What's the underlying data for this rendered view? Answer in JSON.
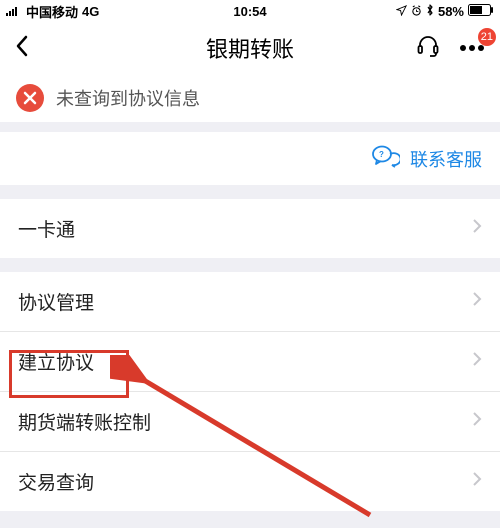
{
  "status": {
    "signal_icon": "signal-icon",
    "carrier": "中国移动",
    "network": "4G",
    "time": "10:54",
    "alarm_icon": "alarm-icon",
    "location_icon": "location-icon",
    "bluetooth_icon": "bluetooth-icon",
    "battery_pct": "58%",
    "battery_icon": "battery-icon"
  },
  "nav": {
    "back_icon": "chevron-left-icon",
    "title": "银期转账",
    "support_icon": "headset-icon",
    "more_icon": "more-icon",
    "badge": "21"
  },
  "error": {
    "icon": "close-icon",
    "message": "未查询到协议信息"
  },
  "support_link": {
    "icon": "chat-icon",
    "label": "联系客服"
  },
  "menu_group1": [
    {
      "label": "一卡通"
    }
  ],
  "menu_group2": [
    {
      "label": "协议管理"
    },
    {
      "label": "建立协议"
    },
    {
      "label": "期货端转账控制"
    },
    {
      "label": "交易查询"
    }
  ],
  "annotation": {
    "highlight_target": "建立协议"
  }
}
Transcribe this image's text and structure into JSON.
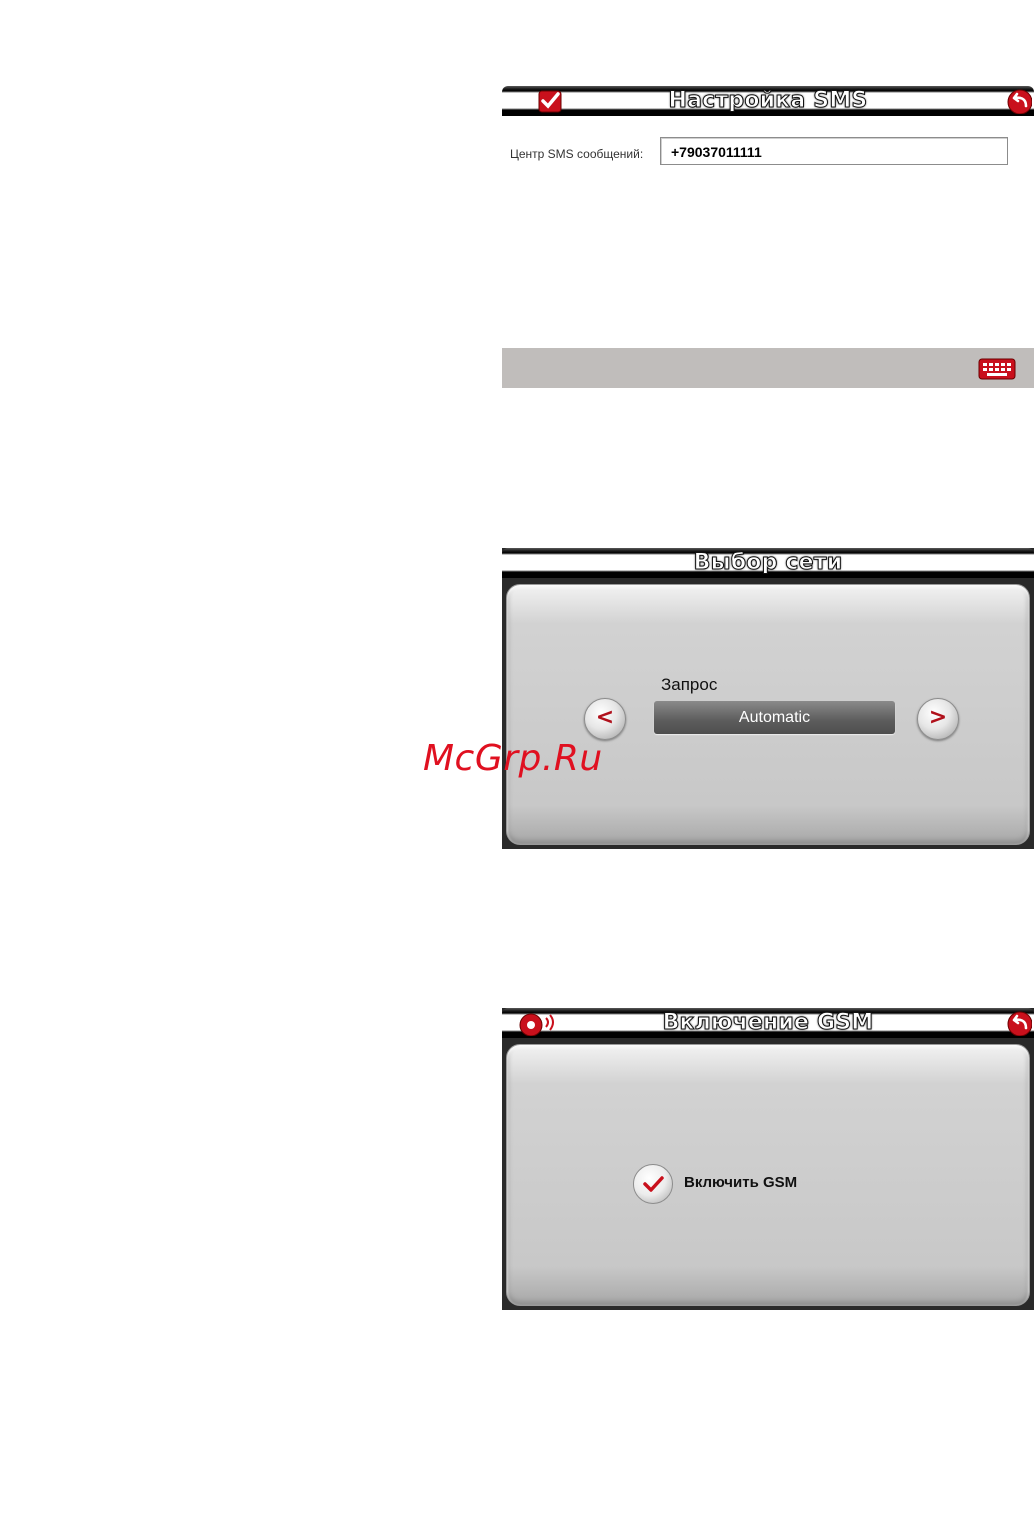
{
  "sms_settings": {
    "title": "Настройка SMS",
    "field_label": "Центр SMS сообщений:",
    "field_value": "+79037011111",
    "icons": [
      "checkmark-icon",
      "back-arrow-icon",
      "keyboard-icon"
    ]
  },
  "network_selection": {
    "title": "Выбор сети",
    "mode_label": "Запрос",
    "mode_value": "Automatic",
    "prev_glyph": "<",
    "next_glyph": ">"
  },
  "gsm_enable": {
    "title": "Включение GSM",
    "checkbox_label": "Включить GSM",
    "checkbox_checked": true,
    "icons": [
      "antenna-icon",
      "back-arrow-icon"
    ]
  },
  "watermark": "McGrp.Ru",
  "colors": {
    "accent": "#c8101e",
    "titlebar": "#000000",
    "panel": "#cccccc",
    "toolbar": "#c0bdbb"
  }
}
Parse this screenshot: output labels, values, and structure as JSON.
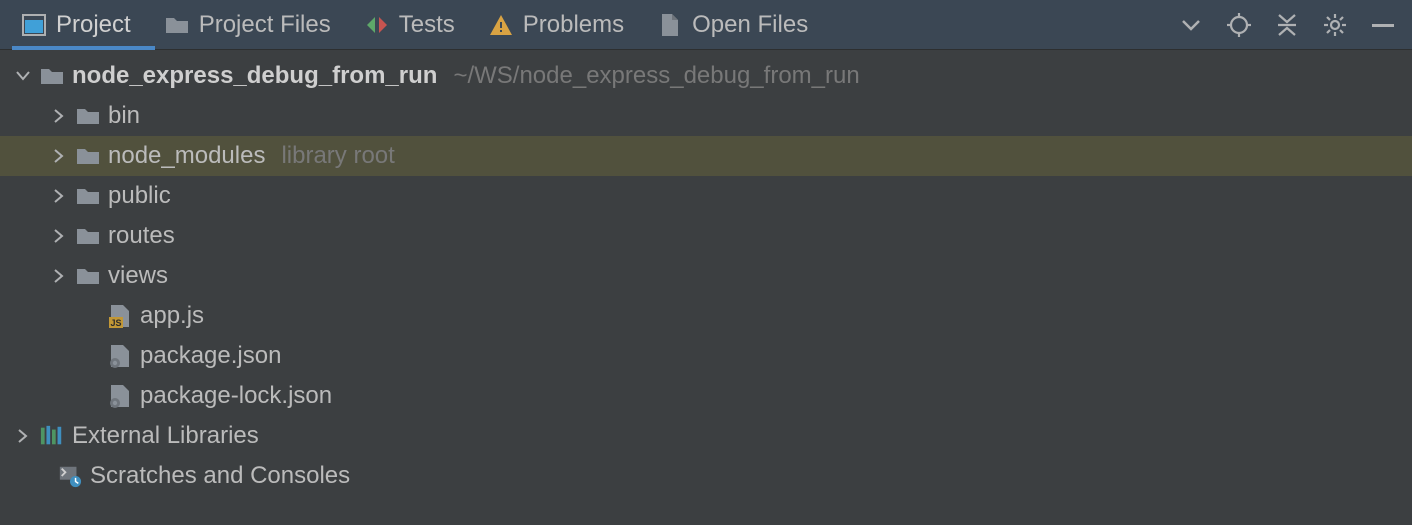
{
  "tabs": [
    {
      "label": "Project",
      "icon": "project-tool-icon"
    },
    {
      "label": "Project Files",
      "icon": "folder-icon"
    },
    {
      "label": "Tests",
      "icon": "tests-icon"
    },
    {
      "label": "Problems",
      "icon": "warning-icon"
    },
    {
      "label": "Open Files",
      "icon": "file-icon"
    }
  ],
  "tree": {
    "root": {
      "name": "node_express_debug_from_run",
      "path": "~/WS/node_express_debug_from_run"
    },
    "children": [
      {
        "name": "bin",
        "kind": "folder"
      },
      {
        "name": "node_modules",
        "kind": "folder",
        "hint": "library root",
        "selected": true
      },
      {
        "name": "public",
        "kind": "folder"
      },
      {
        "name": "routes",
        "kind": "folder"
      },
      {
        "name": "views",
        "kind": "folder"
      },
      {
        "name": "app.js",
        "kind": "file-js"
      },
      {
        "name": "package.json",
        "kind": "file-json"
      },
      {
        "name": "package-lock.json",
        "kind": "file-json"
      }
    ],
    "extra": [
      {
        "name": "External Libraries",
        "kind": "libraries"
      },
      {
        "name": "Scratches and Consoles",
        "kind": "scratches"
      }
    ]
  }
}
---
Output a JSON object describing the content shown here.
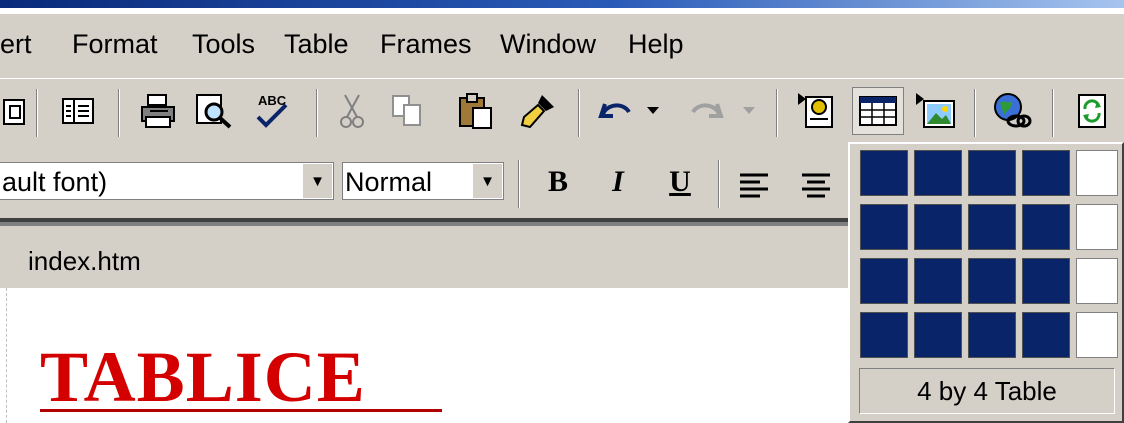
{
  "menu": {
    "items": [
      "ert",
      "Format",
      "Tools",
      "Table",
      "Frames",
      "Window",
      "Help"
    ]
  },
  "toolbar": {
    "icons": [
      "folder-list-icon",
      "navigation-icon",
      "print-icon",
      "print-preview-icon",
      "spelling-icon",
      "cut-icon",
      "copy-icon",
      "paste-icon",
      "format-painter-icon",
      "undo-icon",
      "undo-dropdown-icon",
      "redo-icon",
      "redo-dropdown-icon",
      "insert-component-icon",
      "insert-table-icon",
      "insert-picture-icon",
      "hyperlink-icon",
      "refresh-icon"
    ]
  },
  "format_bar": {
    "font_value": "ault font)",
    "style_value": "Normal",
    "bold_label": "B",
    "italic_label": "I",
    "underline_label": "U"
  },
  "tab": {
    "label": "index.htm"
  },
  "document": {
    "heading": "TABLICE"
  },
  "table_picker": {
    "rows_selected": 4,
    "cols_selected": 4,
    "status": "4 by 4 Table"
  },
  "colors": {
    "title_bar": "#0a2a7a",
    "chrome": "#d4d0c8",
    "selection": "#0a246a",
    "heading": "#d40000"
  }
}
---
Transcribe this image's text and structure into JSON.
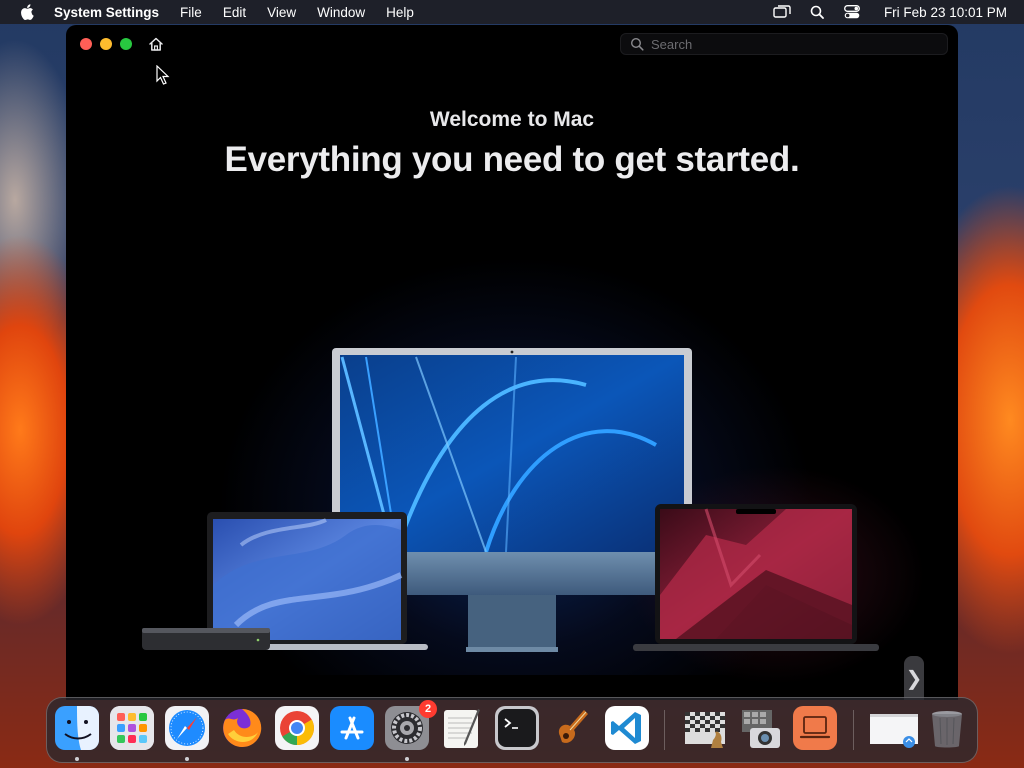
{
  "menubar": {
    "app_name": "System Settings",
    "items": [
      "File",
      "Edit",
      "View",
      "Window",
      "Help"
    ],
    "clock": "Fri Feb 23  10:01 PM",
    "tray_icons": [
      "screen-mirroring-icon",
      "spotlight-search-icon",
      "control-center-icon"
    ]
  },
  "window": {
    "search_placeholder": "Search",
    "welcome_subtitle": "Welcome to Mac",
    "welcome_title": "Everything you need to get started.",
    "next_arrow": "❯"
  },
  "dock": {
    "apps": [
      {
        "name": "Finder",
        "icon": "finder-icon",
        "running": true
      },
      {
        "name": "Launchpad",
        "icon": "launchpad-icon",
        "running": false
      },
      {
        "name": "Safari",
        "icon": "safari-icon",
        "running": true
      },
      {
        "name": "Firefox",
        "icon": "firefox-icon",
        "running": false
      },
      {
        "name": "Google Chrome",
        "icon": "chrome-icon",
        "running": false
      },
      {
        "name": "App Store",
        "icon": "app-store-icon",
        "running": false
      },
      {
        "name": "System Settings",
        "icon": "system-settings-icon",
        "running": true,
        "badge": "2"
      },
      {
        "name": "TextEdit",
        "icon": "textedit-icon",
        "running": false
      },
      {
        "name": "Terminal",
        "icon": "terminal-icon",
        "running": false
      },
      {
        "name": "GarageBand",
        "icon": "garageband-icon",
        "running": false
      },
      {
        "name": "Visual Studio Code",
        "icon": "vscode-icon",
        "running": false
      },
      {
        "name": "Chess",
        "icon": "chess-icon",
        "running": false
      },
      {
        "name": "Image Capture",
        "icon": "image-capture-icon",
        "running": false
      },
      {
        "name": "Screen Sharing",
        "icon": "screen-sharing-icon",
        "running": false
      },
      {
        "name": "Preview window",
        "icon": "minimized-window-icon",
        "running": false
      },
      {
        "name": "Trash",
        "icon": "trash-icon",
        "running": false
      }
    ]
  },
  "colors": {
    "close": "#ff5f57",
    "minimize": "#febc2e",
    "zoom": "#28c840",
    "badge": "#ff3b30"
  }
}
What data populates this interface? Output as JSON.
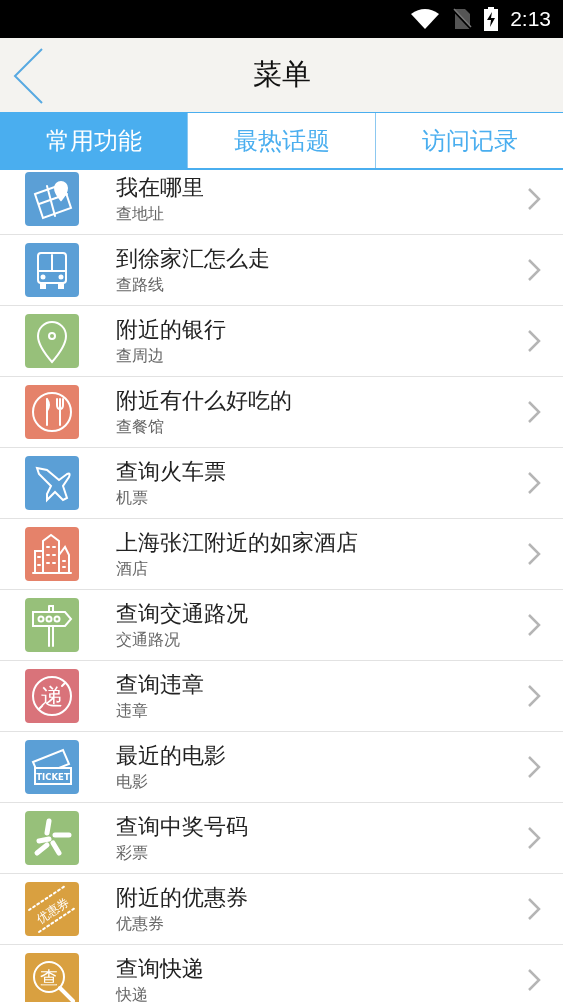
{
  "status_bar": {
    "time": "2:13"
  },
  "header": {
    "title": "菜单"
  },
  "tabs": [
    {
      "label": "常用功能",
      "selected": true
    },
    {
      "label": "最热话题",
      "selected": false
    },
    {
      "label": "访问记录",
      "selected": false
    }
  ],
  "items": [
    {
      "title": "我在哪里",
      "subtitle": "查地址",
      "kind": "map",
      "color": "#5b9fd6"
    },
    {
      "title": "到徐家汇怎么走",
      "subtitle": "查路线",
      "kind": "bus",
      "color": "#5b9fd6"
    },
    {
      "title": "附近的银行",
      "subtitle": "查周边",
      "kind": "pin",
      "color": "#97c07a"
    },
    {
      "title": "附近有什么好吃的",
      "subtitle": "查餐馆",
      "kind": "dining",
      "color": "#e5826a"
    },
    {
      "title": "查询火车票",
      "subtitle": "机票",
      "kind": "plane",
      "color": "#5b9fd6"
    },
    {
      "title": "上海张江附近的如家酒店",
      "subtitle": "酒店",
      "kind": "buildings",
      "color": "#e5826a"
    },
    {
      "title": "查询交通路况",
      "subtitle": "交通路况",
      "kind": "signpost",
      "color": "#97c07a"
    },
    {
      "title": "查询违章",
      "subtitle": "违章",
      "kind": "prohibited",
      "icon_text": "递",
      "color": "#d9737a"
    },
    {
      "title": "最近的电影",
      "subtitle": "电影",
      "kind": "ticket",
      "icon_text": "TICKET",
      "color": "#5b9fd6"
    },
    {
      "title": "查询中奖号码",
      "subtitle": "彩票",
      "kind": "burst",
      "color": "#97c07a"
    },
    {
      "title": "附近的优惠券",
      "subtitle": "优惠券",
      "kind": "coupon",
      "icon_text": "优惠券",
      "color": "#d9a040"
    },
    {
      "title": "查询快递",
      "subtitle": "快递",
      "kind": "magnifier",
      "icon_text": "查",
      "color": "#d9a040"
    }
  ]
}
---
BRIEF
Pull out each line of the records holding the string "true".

RESPONSE BOX
    "checkbox_checked": true,
        "selected": true
        "running": true
        "running": true
        "running": true,
      "selected": true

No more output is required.